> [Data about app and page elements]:
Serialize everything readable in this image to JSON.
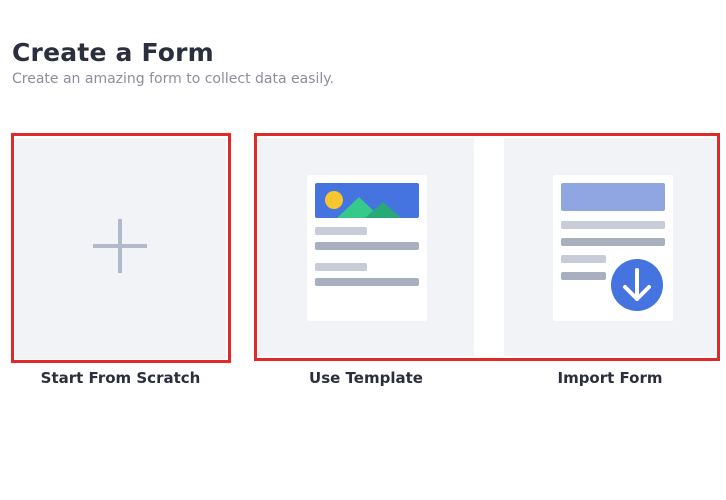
{
  "header": {
    "title": "Create a Form",
    "subtitle": "Create an amazing form to collect data easily."
  },
  "options": [
    {
      "label": "Start From Scratch",
      "icon": "plus-icon"
    },
    {
      "label": "Use Template",
      "icon": "template-document-icon"
    },
    {
      "label": "Import Form",
      "icon": "import-document-icon"
    }
  ],
  "colors": {
    "card_background": "#f2f3f7",
    "highlight_border": "#e02a2a",
    "accent_blue": "#4573e0",
    "accent_green": "#35c98a",
    "accent_yellow": "#f7c52d",
    "placeholder_gray": "#a8afbf"
  }
}
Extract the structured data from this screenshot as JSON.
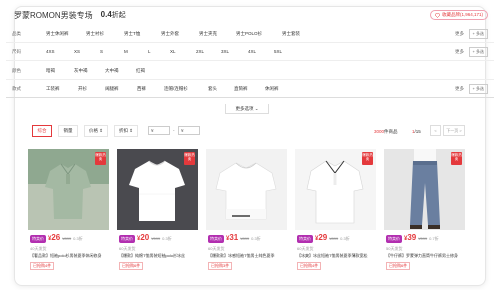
{
  "header": {
    "brand": "罗蒙ROMON男装专场",
    "discount_value": "0.4",
    "discount_suffix": "折起",
    "collect_label": "收藏品牌(1,964,171)"
  },
  "filters": {
    "rows": [
      {
        "label": "品类",
        "options": [
          "男士休闲裤",
          "男士衬衫",
          "男士T恤",
          "男士外套",
          "男士夹克",
          "男士POLO衫",
          "男士套装"
        ],
        "more": "更多",
        "multi": "+ 多选"
      },
      {
        "label": "尺码",
        "options": [
          "4XS",
          "XS",
          "S",
          "M",
          "L",
          "XL",
          "2XL",
          "3XL",
          "4XL",
          "5XL"
        ],
        "more": "更多",
        "multi": "+ 多选"
      },
      {
        "label": "颜色",
        "options": [
          "暗褐",
          "灰中褐",
          "大中褐",
          "红褐"
        ],
        "more": "",
        "multi": ""
      },
      {
        "label": "款式",
        "options": [
          "工装裤",
          "开衫",
          "阔腿裤",
          "西裤",
          "连帽/连帽衫",
          "套头",
          "直筒裤",
          "休闲裤"
        ],
        "more": "更多",
        "multi": "+ 多选"
      }
    ],
    "more_choices": "更多选项 ⌄"
  },
  "sortbar": {
    "default": "综合",
    "sales": "销量",
    "price": "价格 ⇕",
    "discount": "折扣 ⇕",
    "price_min": "¥",
    "price_sep": "-",
    "price_max": "¥",
    "count_number": "3000",
    "count_suffix": "件商品",
    "page_current": "1",
    "page_total": "/15",
    "prev": "<",
    "next": "下一页 >"
  },
  "products": [
    {
      "tag": "特卖价",
      "price": "26",
      "orig": "¥899",
      "disc": "0.3折",
      "sub": "40天发货",
      "title": "【奢品款】短袖polo衫男装夏季休闲修身",
      "sold": "已抢购4件",
      "badge": "爆款热卖",
      "colors": {
        "bg": "#8fa890",
        "shirt": "#9db59f"
      }
    },
    {
      "tag": "特卖价",
      "price": "20",
      "orig": "¥599",
      "disc": "0.3折",
      "sub": "60天发货",
      "title": "【爆款】纯棉T恤男装短袖polo衫冰丝",
      "sold": "已抢购6件",
      "badge": "爆款热卖",
      "colors": {
        "bg": "#4a4a4f",
        "shirt": "#ffffff"
      }
    },
    {
      "tag": "特卖价",
      "price": "31",
      "orig": "¥899",
      "disc": "0.3折",
      "sub": "60天发货",
      "title": "【爆款款】冰感短袖T恤男士纯色夏季",
      "sold": "已抢购3件",
      "badge": "",
      "colors": {
        "bg": "#f2f2f2",
        "shirt": "#ffffff"
      }
    },
    {
      "tag": "特卖价",
      "price": "29",
      "orig": "¥899",
      "disc": "0.3折",
      "sub": "60天发货",
      "title": "【冰爽】冰丝短袖T恤男装夏季薄款宽松",
      "sold": "已抢购4件",
      "badge": "爆款热卖",
      "colors": {
        "bg": "#f5f5f5",
        "shirt": "#ffffff"
      }
    },
    {
      "tag": "特卖价",
      "price": "39",
      "orig": "¥599",
      "disc": "0.7折",
      "sub": "50天发货",
      "title": "【牛仔裤】罗蒙弹力直筒牛仔裤男士修身",
      "sold": "已抢购6件",
      "badge": "爆款热卖",
      "colors": {
        "bg": "#e6e6e6",
        "shirt": "#6a7fa0"
      }
    }
  ]
}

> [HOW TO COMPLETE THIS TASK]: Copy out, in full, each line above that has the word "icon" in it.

> [TASK OUTPUT]:
      "icon": "plus-icon"
      "icon": "template-document-icon"
      "icon": "import-document-icon"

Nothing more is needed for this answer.